BEGIN Material for this task

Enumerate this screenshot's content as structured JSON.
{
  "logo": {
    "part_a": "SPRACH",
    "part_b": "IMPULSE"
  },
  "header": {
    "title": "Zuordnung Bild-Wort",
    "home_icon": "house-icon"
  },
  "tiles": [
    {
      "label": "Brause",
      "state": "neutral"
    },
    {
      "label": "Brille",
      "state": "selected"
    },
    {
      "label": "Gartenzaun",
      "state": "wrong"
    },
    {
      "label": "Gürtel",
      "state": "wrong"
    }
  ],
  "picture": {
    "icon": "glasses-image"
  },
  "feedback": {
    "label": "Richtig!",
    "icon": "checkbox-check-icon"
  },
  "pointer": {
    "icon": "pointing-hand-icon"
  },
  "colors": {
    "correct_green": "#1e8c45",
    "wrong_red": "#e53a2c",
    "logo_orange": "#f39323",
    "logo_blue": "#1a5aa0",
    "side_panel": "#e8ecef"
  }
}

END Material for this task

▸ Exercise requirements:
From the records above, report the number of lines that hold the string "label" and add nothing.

▸ Solution to this exercise:
5